Interface dataset entries
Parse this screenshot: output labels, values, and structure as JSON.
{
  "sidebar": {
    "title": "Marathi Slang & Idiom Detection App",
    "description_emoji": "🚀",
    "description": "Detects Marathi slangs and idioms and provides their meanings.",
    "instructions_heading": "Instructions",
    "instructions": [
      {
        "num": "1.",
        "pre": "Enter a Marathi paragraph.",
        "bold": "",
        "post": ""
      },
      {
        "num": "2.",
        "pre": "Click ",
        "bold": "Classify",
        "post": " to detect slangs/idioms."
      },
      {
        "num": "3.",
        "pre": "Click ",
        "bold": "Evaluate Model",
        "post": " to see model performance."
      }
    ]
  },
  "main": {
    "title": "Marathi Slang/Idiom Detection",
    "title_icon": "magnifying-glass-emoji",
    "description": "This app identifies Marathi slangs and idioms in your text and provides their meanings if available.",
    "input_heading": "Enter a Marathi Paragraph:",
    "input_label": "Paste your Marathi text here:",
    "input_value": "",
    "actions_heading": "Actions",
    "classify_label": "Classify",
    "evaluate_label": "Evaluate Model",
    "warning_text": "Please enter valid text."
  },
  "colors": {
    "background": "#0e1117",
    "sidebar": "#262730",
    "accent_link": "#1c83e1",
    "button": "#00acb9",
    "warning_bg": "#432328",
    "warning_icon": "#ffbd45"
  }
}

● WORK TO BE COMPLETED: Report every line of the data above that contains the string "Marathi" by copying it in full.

● SOLUTION FOR THIS PROBLEM:
    "title": "Marathi Slang & Idiom Detection App",
    "description": "Detects Marathi slangs and idioms and provides their meanings.",
        "pre": "Enter a Marathi paragraph.",
    "title": "Marathi Slang/Idiom Detection",
    "description": "This app identifies Marathi slangs and idioms in your text and provides their meanings if available.",
    "input_heading": "Enter a Marathi Paragraph:",
    "input_label": "Paste your Marathi text here:",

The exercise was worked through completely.